**ASSIGNED TASK**
Your answer should be every line with the word "Aplicación", copied from the data below.

(Source data)

.....

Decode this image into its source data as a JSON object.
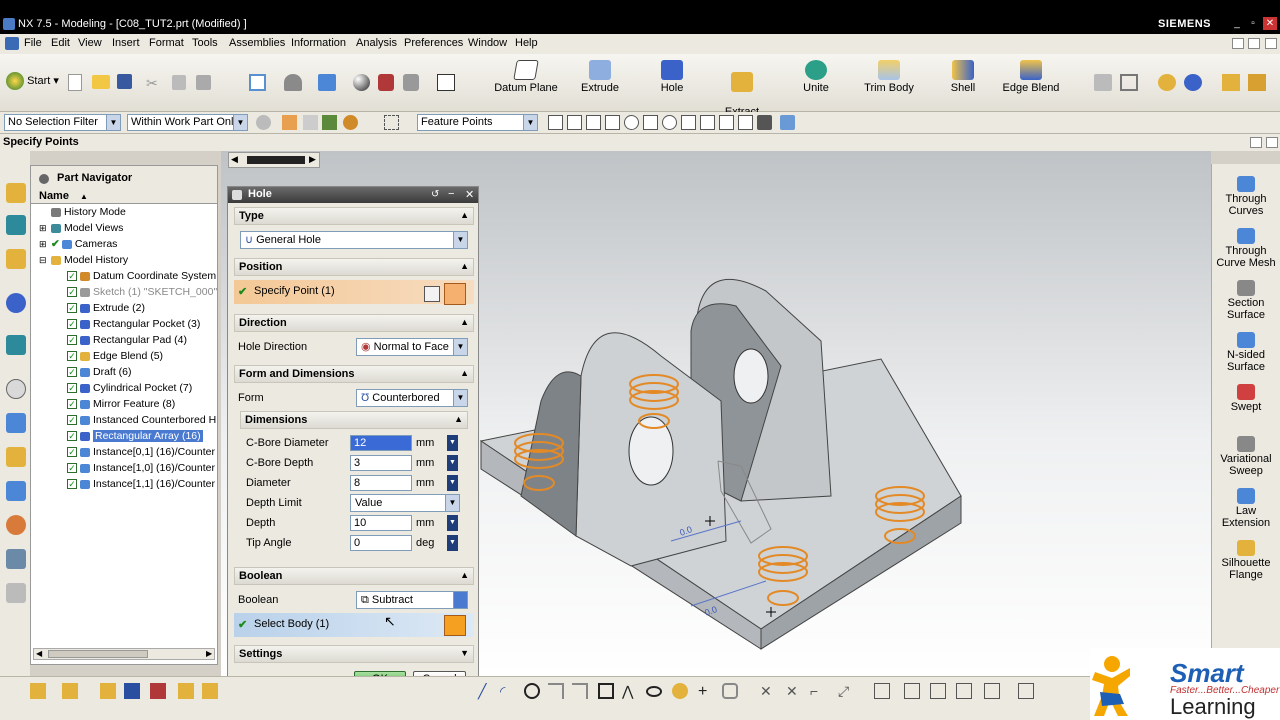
{
  "window": {
    "title": "NX 7.5 - Modeling - [C08_TUT2.prt (Modified) ]",
    "brand": "SIEMENS"
  },
  "menu": [
    "File",
    "Edit",
    "View",
    "Insert",
    "Format",
    "Tools",
    "Assemblies",
    "Information",
    "Analysis",
    "Preferences",
    "Window",
    "Help"
  ],
  "toolbar": {
    "start": "Start",
    "commands": [
      {
        "label": "Datum Plane"
      },
      {
        "label": "Extrude"
      },
      {
        "label": "Hole"
      },
      {
        "label": "Extract\nBody"
      },
      {
        "label": "Unite"
      },
      {
        "label": "Trim Body"
      },
      {
        "label": "Shell"
      },
      {
        "label": "Edge Blend"
      }
    ]
  },
  "selection_bar": {
    "filter": "No Selection Filter",
    "scope": "Within Work Part Only",
    "snap": "Feature Points"
  },
  "cue_line": "Specify Points",
  "navigator": {
    "title": "Part Navigator",
    "column": "Name",
    "items": [
      {
        "label": "History Mode",
        "level": 0
      },
      {
        "label": "Model Views",
        "level": 0
      },
      {
        "label": "Cameras",
        "level": 0
      },
      {
        "label": "Model History",
        "level": 0
      },
      {
        "label": "Datum Coordinate System",
        "level": 1
      },
      {
        "label": "Sketch (1) \"SKETCH_000\"",
        "level": 1,
        "dim": true
      },
      {
        "label": "Extrude (2)",
        "level": 1
      },
      {
        "label": "Rectangular Pocket (3)",
        "level": 1
      },
      {
        "label": "Rectangular Pad (4)",
        "level": 1
      },
      {
        "label": "Edge Blend (5)",
        "level": 1
      },
      {
        "label": "Draft (6)",
        "level": 1
      },
      {
        "label": "Cylindrical Pocket (7)",
        "level": 1
      },
      {
        "label": "Mirror Feature (8)",
        "level": 1
      },
      {
        "label": "Instanced Counterbored H",
        "level": 1
      },
      {
        "label": "Rectangular Array (16)",
        "level": 1,
        "selected": true
      },
      {
        "label": "Instance[0,1] (16)/Counter",
        "level": 1
      },
      {
        "label": "Instance[1,0] (16)/Counter",
        "level": 1
      },
      {
        "label": "Instance[1,1] (16)/Counter",
        "level": 1
      }
    ]
  },
  "dialog": {
    "title": "Hole",
    "type": {
      "header": "Type",
      "value": "General Hole"
    },
    "position": {
      "header": "Position",
      "specify": "Specify Point (1)"
    },
    "direction": {
      "header": "Direction",
      "label": "Hole Direction",
      "value": "Normal to Face"
    },
    "form": {
      "header": "Form and Dimensions",
      "label": "Form",
      "value": "Counterbored",
      "dims_header": "Dimensions",
      "fields": [
        {
          "label": "C-Bore Diameter",
          "value": "12",
          "unit": "mm"
        },
        {
          "label": "C-Bore Depth",
          "value": "3",
          "unit": "mm"
        },
        {
          "label": "Diameter",
          "value": "8",
          "unit": "mm"
        },
        {
          "label": "Depth Limit",
          "value": "Value",
          "unit": ""
        },
        {
          "label": "Depth",
          "value": "10",
          "unit": "mm"
        },
        {
          "label": "Tip Angle",
          "value": "0",
          "unit": "deg"
        }
      ]
    },
    "boolean": {
      "header": "Boolean",
      "label": "Boolean",
      "value": "Subtract",
      "select": "Select Body (1)"
    },
    "settings": {
      "header": "Settings"
    },
    "ok": "OK",
    "cancel": "Cancel"
  },
  "palette": [
    {
      "label": "Through\nCurves"
    },
    {
      "label": "Through\nCurve Mesh"
    },
    {
      "label": "Section\nSurface"
    },
    {
      "label": "N-sided\nSurface"
    },
    {
      "label": "Swept"
    },
    {
      "label": "Variational\nSweep"
    },
    {
      "label": "Law\nExtension"
    },
    {
      "label": "Silhouette\nFlange"
    }
  ],
  "viewport": {
    "dim_labels": [
      "0.0",
      "0.0"
    ]
  },
  "logo": {
    "brand": "Smart",
    "tagline": "Faster...Better...Cheaper",
    "word": "Learning"
  },
  "colors": {
    "accent": "#e38a26",
    "selection": "#b9d1ea",
    "dialog_title": "#3a3a3a",
    "highlight_row": "#f1d0a8"
  }
}
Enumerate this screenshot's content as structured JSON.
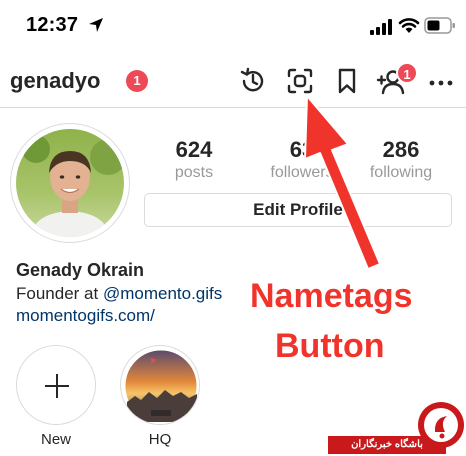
{
  "status_bar": {
    "time": "12:37"
  },
  "header": {
    "username": "genadyo",
    "notification_badge": "1",
    "add_user_badge": "1"
  },
  "profile": {
    "stats": [
      {
        "value": "624",
        "label": "posts"
      },
      {
        "value": "63",
        "label": "followers"
      },
      {
        "value": "286",
        "label": "following"
      }
    ],
    "edit_profile_label": "Edit Profile",
    "full_name": "Genady Okrain",
    "bio_prefix": "Founder at ",
    "bio_mention": "@momento.gifs",
    "website": "momentogifs.com/"
  },
  "stories": [
    {
      "label": "New"
    },
    {
      "label": "HQ"
    }
  ],
  "annotation": {
    "line1": "Nametags",
    "line2": "Button"
  },
  "watermark": {
    "text": "باشگاه خبرنگاران"
  },
  "colors": {
    "badge": "#ed4956",
    "link": "#003569",
    "annotation": "#f0332b"
  }
}
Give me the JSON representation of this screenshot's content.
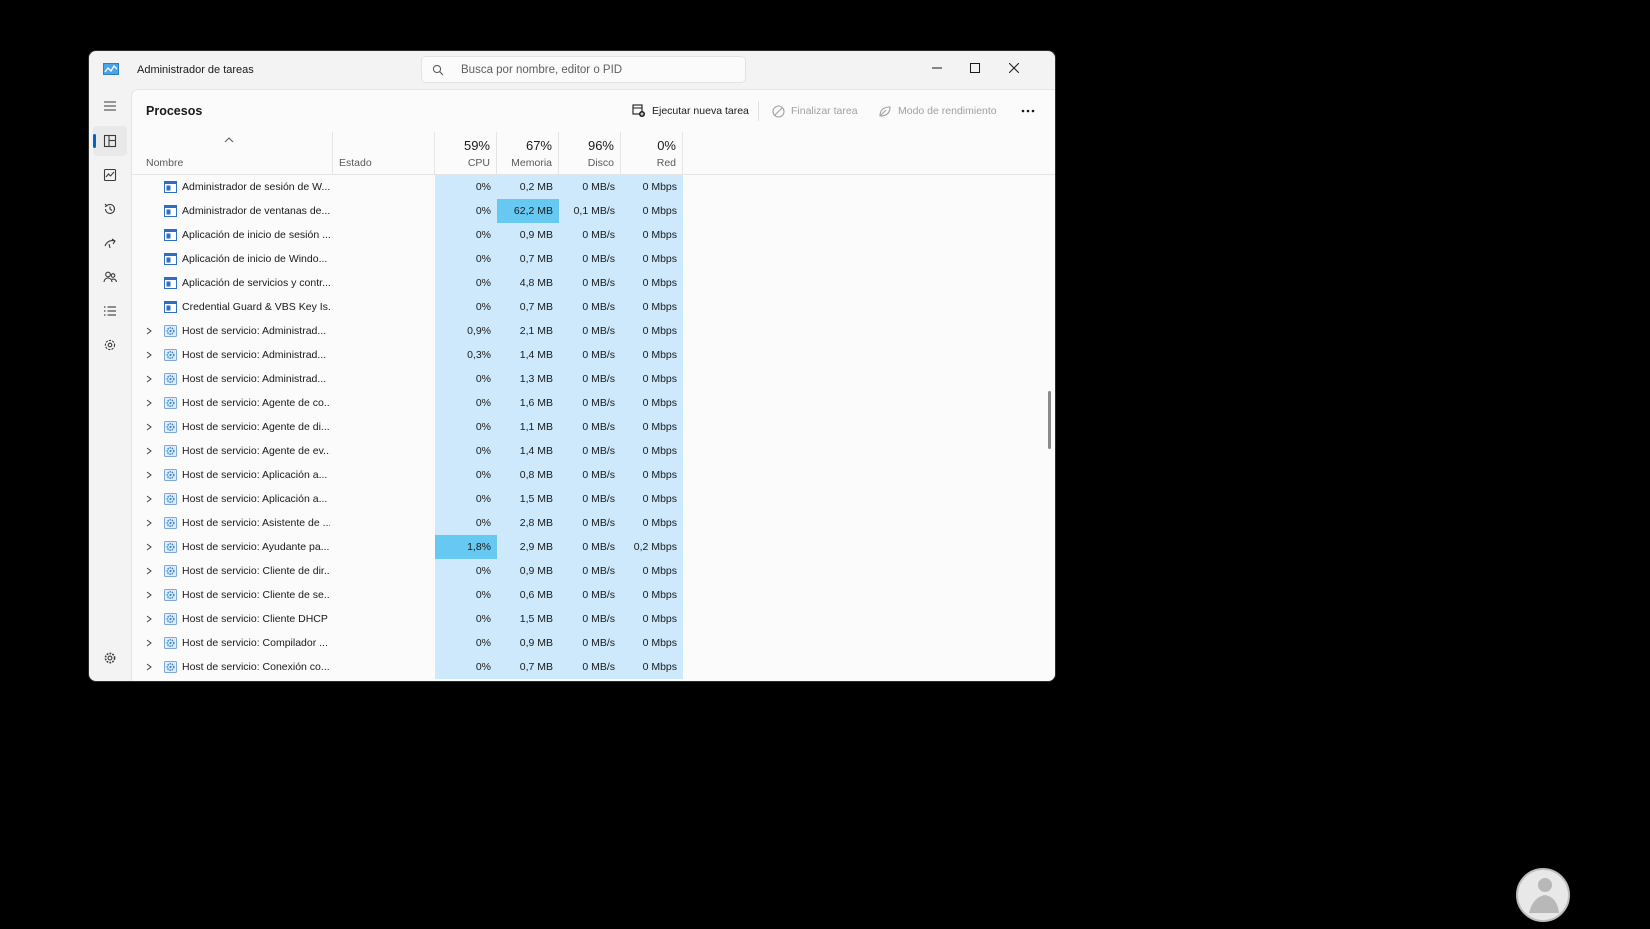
{
  "window": {
    "title": "Administrador de tareas",
    "search_placeholder": "Busca por nombre, editor o PID"
  },
  "sidebar": {
    "items": [
      {
        "icon": "hamburger-menu-icon"
      },
      {
        "icon": "processes-icon",
        "active": true
      },
      {
        "icon": "performance-icon"
      },
      {
        "icon": "app-history-icon"
      },
      {
        "icon": "startup-apps-icon"
      },
      {
        "icon": "users-icon"
      },
      {
        "icon": "details-icon"
      },
      {
        "icon": "services-icon"
      },
      {
        "icon": "settings-icon"
      }
    ]
  },
  "toolbar": {
    "page_title": "Procesos",
    "run_new_task": "Ejecutar nueva tarea",
    "end_task": "Finalizar tarea",
    "efficiency_mode": "Modo de rendimiento"
  },
  "headers": {
    "name": "Nombre",
    "status": "Estado",
    "cpu_pct": "59%",
    "cpu_label": "CPU",
    "mem_pct": "67%",
    "mem_label": "Memoria",
    "disk_pct": "96%",
    "disk_label": "Disco",
    "net_pct": "0%",
    "net_label": "Red"
  },
  "colors": {
    "metric_bg": "#cde9fb",
    "metric_hot": "#67c8f2",
    "accent": "#0067c0"
  },
  "processes": [
    {
      "name": "Administrador de sesión de W...",
      "icon": "window-icon",
      "expandable": false,
      "cpu": "0%",
      "mem": "0,2 MB",
      "disk": "0 MB/s",
      "net": "0 Mbps"
    },
    {
      "name": "Administrador de ventanas de...",
      "icon": "window-icon",
      "expandable": false,
      "cpu": "0%",
      "mem": "62,2 MB",
      "disk": "0,1 MB/s",
      "net": "0 Mbps",
      "hot": "mem"
    },
    {
      "name": "Aplicación de inicio de sesión ...",
      "icon": "window-icon",
      "expandable": false,
      "cpu": "0%",
      "mem": "0,9 MB",
      "disk": "0 MB/s",
      "net": "0 Mbps"
    },
    {
      "name": "Aplicación de inicio de Windo...",
      "icon": "window-icon",
      "expandable": false,
      "cpu": "0%",
      "mem": "0,7 MB",
      "disk": "0 MB/s",
      "net": "0 Mbps"
    },
    {
      "name": "Aplicación de servicios y contr...",
      "icon": "window-icon",
      "expandable": false,
      "cpu": "0%",
      "mem": "4,8 MB",
      "disk": "0 MB/s",
      "net": "0 Mbps"
    },
    {
      "name": "Credential Guard & VBS Key Is...",
      "icon": "window-icon",
      "expandable": false,
      "cpu": "0%",
      "mem": "0,7 MB",
      "disk": "0 MB/s",
      "net": "0 Mbps"
    },
    {
      "name": "Host de servicio: Administrad...",
      "icon": "service-gear-icon",
      "expandable": true,
      "cpu": "0,9%",
      "mem": "2,1 MB",
      "disk": "0 MB/s",
      "net": "0 Mbps"
    },
    {
      "name": "Host de servicio: Administrad...",
      "icon": "service-gear-icon",
      "expandable": true,
      "cpu": "0,3%",
      "mem": "1,4 MB",
      "disk": "0 MB/s",
      "net": "0 Mbps"
    },
    {
      "name": "Host de servicio: Administrad...",
      "icon": "service-gear-icon",
      "expandable": true,
      "cpu": "0%",
      "mem": "1,3 MB",
      "disk": "0 MB/s",
      "net": "0 Mbps"
    },
    {
      "name": "Host de servicio: Agente de co...",
      "icon": "service-gear-icon",
      "expandable": true,
      "cpu": "0%",
      "mem": "1,6 MB",
      "disk": "0 MB/s",
      "net": "0 Mbps"
    },
    {
      "name": "Host de servicio: Agente de di...",
      "icon": "service-gear-icon",
      "expandable": true,
      "cpu": "0%",
      "mem": "1,1 MB",
      "disk": "0 MB/s",
      "net": "0 Mbps"
    },
    {
      "name": "Host de servicio: Agente de ev...",
      "icon": "service-gear-icon",
      "expandable": true,
      "cpu": "0%",
      "mem": "1,4 MB",
      "disk": "0 MB/s",
      "net": "0 Mbps"
    },
    {
      "name": "Host de servicio: Aplicación a...",
      "icon": "service-gear-icon",
      "expandable": true,
      "cpu": "0%",
      "mem": "0,8 MB",
      "disk": "0 MB/s",
      "net": "0 Mbps"
    },
    {
      "name": "Host de servicio: Aplicación a...",
      "icon": "service-gear-icon",
      "expandable": true,
      "cpu": "0%",
      "mem": "1,5 MB",
      "disk": "0 MB/s",
      "net": "0 Mbps"
    },
    {
      "name": "Host de servicio: Asistente de ...",
      "icon": "service-gear-icon",
      "expandable": true,
      "cpu": "0%",
      "mem": "2,8 MB",
      "disk": "0 MB/s",
      "net": "0 Mbps"
    },
    {
      "name": "Host de servicio: Ayudante pa...",
      "icon": "service-gear-icon",
      "expandable": true,
      "cpu": "1,8%",
      "mem": "2,9 MB",
      "disk": "0 MB/s",
      "net": "0,2 Mbps",
      "hot": "cpu"
    },
    {
      "name": "Host de servicio: Cliente de dir...",
      "icon": "service-gear-icon",
      "expandable": true,
      "cpu": "0%",
      "mem": "0,9 MB",
      "disk": "0 MB/s",
      "net": "0 Mbps"
    },
    {
      "name": "Host de servicio: Cliente de se...",
      "icon": "service-gear-icon",
      "expandable": true,
      "cpu": "0%",
      "mem": "0,6 MB",
      "disk": "0 MB/s",
      "net": "0 Mbps"
    },
    {
      "name": "Host de servicio: Cliente DHCP",
      "icon": "service-gear-icon",
      "expandable": true,
      "cpu": "0%",
      "mem": "1,5 MB",
      "disk": "0 MB/s",
      "net": "0 Mbps"
    },
    {
      "name": "Host de servicio: Compilador ...",
      "icon": "service-gear-icon",
      "expandable": true,
      "cpu": "0%",
      "mem": "0,9 MB",
      "disk": "0 MB/s",
      "net": "0 Mbps"
    },
    {
      "name": "Host de servicio: Conexión co...",
      "icon": "service-gear-icon",
      "expandable": true,
      "cpu": "0%",
      "mem": "0,7 MB",
      "disk": "0 MB/s",
      "net": "0 Mbps"
    }
  ]
}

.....

**EXPECTED ANSWER**
      "name": "Aplicación de inicio de sesión ...",
      "name": "Aplicación de inicio de Windo...",
      "name": "Aplicación de servicios y contr...",
      "name": "Host de servicio: Aplicación a...",
      "name": "Host de servicio: Aplicación a...",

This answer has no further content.